Return on Equity (ROE) is an indicator that measures the rate of return on shareholders' equity and reflects the quality of a company's profits and the management's utilization of shareholders' equity.
Simply put, a higher ROE indicates better returns to shareholders and signifies more efficient utilization of shareholders' funds by the company's management.
ROE helps investors understand a company's profit quality and capital operations, enabling them to better assess the investment value of the company's share.
Let's consider two companies, Company A and Company B, with similar business nature. However, Company A has an ROE of 15%, while Company B has an ROE of 10%. Both companies have a share price of $100, and their earnings per share are $10.
According to the definition of ROE, Company A has a higher proportion of net profit to shareholders' equity compared to Company B. This means that if the revenue of both companies is the same, Company A can generate more profit for shareholders each year, making its share price more attractive.
Suppose an investor buys 1,000 shares of shares from both Company A and Company B. Based on the earnings per share calculation, Company A would generate $1,500 in profit for the investor annually, while Company B would only generate $1,000 in profit.
Calculating the dividend per share, Company A would have a dividend of $1 per share, while Company B would have a dividend of $0.67 per share.
In this case, investors would be more inclined to purchase shares from Company A because it generates more annual profit for investors, which also implies a higher dividend yield.
However, it's important to note that ROE is just one indicator of share investments, and you should consider various factors such as the company's financial condition, industry prospects, management team, competitive advantages, etc., to make a comprehensive judgment.
Key points to consider are:
When making investments, it is important to compare a company's ROE with the industry average and ensure that the company's ROE is higher than the industry average.
If a company's ROE is lower than the industry average, it may indicate that the company's business is not as good as its competitors or that there are some issues in its operations.

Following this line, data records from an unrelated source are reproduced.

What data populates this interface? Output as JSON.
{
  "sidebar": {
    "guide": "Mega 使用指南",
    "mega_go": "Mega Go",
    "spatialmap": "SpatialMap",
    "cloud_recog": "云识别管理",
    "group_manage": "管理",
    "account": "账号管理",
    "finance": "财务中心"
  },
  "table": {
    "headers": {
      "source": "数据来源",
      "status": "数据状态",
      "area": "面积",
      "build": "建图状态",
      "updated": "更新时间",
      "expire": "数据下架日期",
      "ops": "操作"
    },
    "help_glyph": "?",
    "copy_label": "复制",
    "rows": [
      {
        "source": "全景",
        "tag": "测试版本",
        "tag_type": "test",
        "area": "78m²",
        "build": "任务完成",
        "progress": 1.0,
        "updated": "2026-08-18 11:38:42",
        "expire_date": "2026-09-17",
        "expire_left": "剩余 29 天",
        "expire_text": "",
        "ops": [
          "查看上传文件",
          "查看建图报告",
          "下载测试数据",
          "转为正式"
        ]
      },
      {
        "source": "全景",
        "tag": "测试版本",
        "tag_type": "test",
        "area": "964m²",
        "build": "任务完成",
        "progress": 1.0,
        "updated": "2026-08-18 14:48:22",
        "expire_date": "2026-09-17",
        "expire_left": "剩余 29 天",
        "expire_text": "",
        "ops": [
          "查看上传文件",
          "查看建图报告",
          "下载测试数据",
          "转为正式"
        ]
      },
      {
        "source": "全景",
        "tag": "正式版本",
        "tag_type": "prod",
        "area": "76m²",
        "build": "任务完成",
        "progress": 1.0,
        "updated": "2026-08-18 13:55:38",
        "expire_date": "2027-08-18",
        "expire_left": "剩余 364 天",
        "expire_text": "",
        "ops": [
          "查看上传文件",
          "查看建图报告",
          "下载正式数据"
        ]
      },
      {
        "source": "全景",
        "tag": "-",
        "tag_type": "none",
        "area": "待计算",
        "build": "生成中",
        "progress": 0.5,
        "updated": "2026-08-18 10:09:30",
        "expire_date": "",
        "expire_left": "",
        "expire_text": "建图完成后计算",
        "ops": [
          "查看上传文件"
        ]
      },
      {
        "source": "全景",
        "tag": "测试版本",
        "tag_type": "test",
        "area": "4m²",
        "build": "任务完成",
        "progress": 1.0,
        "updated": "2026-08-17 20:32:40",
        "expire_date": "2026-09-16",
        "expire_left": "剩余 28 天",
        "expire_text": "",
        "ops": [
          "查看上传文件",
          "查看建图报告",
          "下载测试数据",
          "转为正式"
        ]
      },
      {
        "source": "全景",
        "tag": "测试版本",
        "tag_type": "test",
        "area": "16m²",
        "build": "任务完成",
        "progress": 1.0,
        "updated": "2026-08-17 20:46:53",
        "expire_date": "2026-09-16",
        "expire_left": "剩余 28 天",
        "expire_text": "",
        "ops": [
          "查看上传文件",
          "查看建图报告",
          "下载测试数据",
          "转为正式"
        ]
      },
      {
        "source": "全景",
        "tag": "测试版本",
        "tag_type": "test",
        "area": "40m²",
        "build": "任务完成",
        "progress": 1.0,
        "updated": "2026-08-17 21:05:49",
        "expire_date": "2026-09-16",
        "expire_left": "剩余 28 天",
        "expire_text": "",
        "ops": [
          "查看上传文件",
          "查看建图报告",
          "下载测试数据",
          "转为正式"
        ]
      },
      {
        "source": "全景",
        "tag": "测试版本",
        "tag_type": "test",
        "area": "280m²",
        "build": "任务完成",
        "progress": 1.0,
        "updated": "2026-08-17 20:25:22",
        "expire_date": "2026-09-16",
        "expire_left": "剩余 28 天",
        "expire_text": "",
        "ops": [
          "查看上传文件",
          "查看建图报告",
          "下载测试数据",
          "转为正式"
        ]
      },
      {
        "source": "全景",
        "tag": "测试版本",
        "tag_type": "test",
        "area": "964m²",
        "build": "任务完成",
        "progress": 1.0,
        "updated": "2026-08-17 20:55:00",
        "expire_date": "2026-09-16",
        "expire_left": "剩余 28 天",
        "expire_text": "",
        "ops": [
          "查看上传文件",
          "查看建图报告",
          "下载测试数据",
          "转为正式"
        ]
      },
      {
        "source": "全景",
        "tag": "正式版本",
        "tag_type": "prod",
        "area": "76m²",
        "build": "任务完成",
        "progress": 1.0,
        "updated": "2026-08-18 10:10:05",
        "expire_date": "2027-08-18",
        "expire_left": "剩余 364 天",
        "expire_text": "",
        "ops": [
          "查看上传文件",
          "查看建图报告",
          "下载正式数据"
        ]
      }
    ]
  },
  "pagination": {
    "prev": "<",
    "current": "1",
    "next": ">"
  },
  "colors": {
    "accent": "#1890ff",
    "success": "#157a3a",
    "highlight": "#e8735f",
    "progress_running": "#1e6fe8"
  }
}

Investors need to pay attention to the trend of a company's ROE, especially over a longer time frame. If ROE has remained stable or increased over the past few years, it indicates that the company's operational capabilities are consistently improving, which is a positive signal.
Conversely, if ROE has been declining over the past few years, it may indicate a deteriorating business condition.
ROE takes debt into consideration, so investors need to be mindful of the company's leverage ratio.
If a company borrows a significant amount of debt for profitable projects, ROE may increase due to financial leverage. However, a high leverage ratio also implies higher risk for the company because debt needs to be repaid, and if the company's operations are poor, it may struggle to meet its debt obligations.
4.Relationship Between ROE and share Price:
ROE can provide clues about a company's value to investors. Generally, the higher the ROE, the greater the company's value, and the share price may also be higher.
However, this is not absolute as share prices are influenced by many other factors such as macroeconomic conditions and internal company-specific factors.
In conclusion, ROE is an important indicator for assessing a company's operational capabilities.
Investors need to pay attention to the comparison of ROE with the industry average, the trend of ROE, the company's leverage ratio, and the relationship between ROE and share price to make more accurate investment decisions.